**How to complete this task:**
I would like each line of the data that holds the word "start" copied out.

**Material provided:**
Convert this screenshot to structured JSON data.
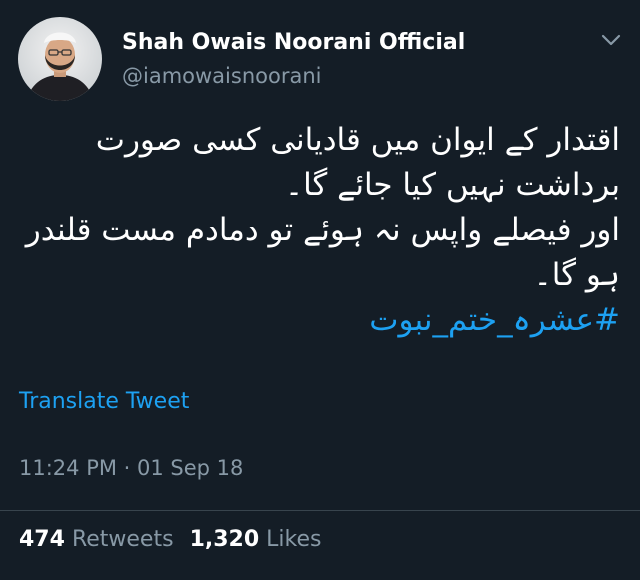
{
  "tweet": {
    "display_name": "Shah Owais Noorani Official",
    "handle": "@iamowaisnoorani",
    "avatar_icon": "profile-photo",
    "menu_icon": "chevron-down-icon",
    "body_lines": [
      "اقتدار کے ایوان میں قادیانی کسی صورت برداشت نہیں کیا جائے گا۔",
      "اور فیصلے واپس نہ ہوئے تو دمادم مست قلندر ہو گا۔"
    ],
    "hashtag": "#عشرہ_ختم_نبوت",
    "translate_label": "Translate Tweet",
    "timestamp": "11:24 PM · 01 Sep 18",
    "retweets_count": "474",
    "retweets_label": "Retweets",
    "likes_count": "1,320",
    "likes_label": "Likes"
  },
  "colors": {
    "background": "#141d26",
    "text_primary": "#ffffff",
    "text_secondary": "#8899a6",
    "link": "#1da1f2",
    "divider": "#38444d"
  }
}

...

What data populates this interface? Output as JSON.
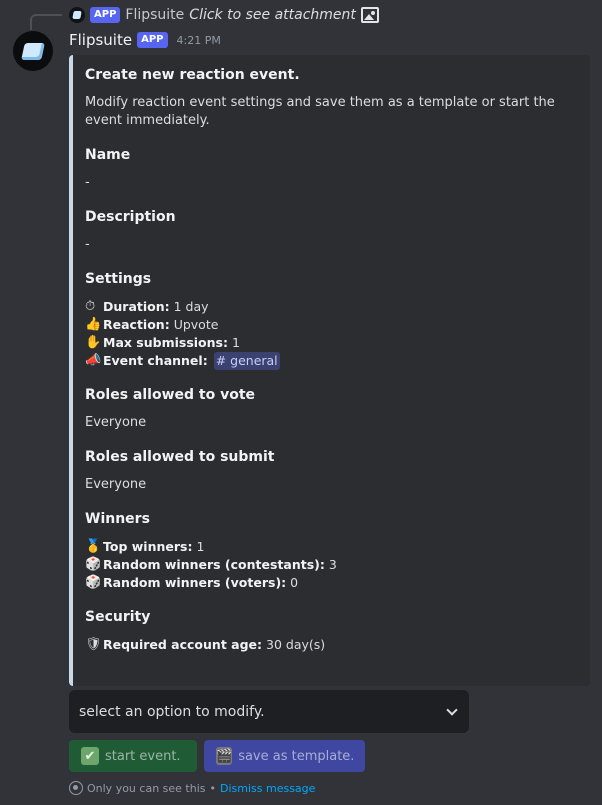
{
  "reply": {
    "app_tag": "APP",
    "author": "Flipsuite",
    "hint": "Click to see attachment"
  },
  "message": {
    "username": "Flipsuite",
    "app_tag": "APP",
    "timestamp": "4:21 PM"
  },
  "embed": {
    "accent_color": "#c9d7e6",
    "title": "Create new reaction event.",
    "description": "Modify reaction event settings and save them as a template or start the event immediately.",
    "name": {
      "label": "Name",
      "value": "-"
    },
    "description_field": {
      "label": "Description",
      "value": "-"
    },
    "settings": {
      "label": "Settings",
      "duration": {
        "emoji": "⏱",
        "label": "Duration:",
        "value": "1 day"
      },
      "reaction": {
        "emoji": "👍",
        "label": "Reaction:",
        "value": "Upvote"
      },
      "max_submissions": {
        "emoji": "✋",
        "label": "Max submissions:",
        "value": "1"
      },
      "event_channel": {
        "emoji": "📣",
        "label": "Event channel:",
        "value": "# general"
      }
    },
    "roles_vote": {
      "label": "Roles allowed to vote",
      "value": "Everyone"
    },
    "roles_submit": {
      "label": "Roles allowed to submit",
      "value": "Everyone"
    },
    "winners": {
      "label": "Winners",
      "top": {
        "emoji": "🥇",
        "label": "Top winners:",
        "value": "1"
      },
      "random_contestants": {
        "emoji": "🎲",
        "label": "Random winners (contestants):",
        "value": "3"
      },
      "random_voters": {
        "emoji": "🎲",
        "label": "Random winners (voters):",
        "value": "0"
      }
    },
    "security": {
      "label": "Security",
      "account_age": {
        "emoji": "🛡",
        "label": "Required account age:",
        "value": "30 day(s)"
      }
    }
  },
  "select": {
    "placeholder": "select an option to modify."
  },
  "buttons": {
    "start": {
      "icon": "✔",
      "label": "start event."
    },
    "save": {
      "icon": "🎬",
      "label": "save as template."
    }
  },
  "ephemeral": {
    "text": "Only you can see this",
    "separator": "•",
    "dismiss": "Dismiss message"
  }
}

**Exercise result:**
    "description": "Modify reaction event settings and save them as a template or start the event immediately.",
    "start": {
      "label": "start event."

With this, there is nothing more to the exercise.